The Happiest Day In The Life Of Olli Mäki (Hymyilevä Mies)

Unsurprisingly, sports films – and boxing movies in particular – are filled with characters who have an incredibly strong will to win. Think of the pummellings the modern-day gladiators dish out and endure in the likes of The Fighter, Raging Bull and Southpaw, for example, before those very same boxers get back in the ring for another match. Narratives usually lead to some watershed moment in the ring, with slow motion blow-by-blow delivery of the action, sweat flying and bones crunching. Or think of Sylvester Stallone’s Rocky as he sweats through yet another exhausting training montage, desperate to recapture former glories, particularly as he moves into his 50s and his waist expands. Y’know, Rocky, you really don’t have to put yourself through this any more…

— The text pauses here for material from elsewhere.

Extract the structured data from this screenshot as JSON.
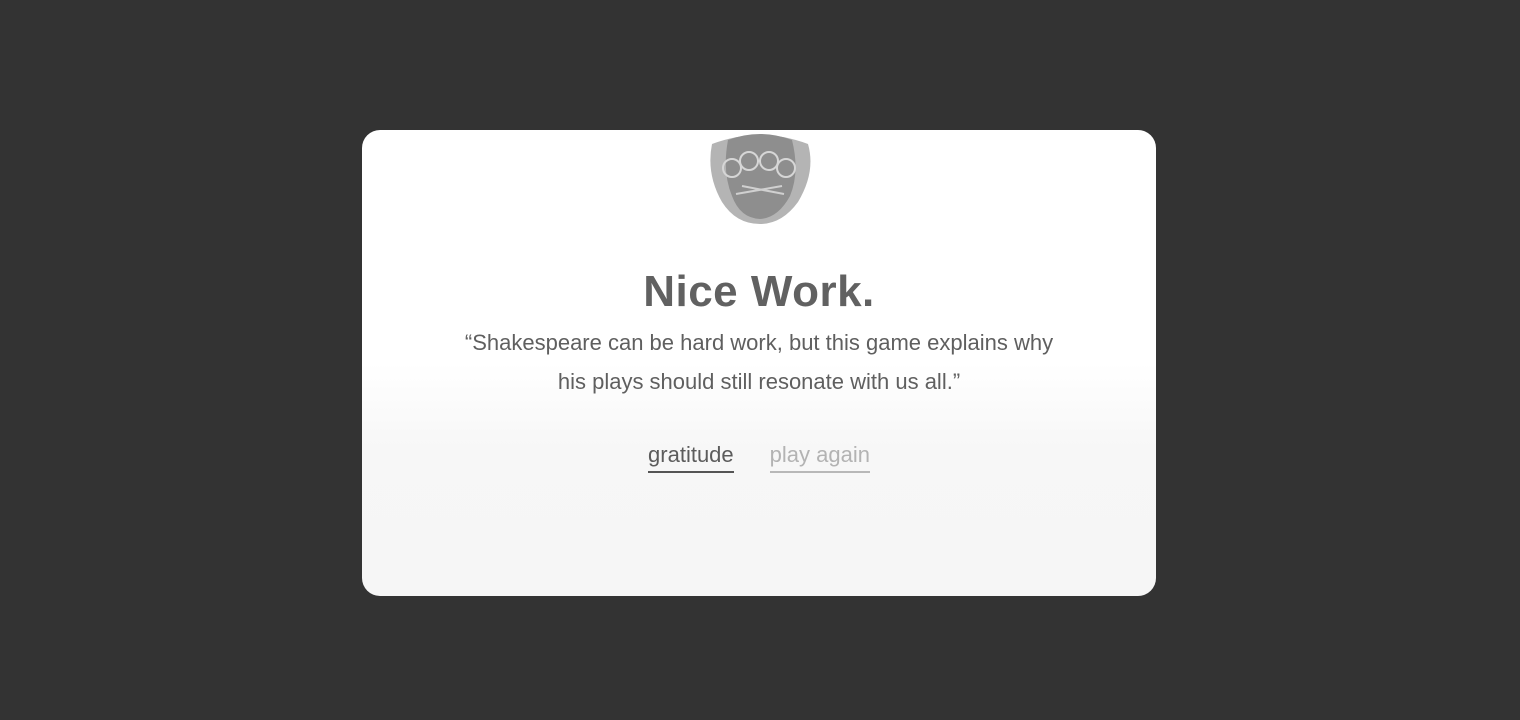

The Happiest Day In The Life Of Olli Mäki is very much an anti-boxing movie (though it’s not, for clarity’s sake, anti-boxing per se). In real life Mäki was a very successful amateur Finnish boxer, competing in the Olympics before later turning professional. He fought Davey Moore in Finland for the World Featherweight Title in 1962, only to lose in two rounds, and this beautiful black and white film by Juho Kuosmanen is set during the run-up to that bout, as well as its immediate aftermath. Really, though, the film is about the relationship between Mäki (Jarkko Lahti) and his girlfriend Raija Jänkä (played with a huge dose of warm-hearted charm by Finnish singer-turned-actor Oona Airola). This is in a developmental stage when Mäki is handed a shot at the world title, and it’s clear where his priorities lie; the fight receives lots of attention in Helsinki and beyond, meaning Mäki must spend less time with the love of his life and more time half-heartedly negotiating press conferences, pre-event balls and other related gatherings. Olli’s temporary trainer Elis Ask (Eero Milonoff), a former fighter who tasted glory himself, cannot understand why his charge is so ambivalent towards the upcoming match. For the audience it’s obvious: what we have here is a man who is good at what he does but he does not have the drive to get to the very top, and doesn’t like to be in the limelight; though due to cinematic conventions regarding success, we question why – is there something fundamentally wrong with this character? (Oddly enough, with that in mind, a character who I think closely resembles Mäki is Adam Driver’s poet Paterson in Jim Jarmusch’s Paterson.)

It’s a light, unassuming but thoroughly entertaining film, the hand-held camerawork and the boxing gym locations bringing to mind Shane Meadows’ low-key debut TwentyFourSeven, though the images here are crisper and several scenes involving large numbers of people have been blocked beforehand, which adds to the more professional-looking edge. The main performances are excellent, and there’s an uplifting, unassuming feel to this underdog story that I liked very much. I thought I was done with boxing movies, which often seem to have turned into parodies of themselves of late, but this is a gem that quickly disarms anyone who mistakenly approaches it with weary cynicism. (****)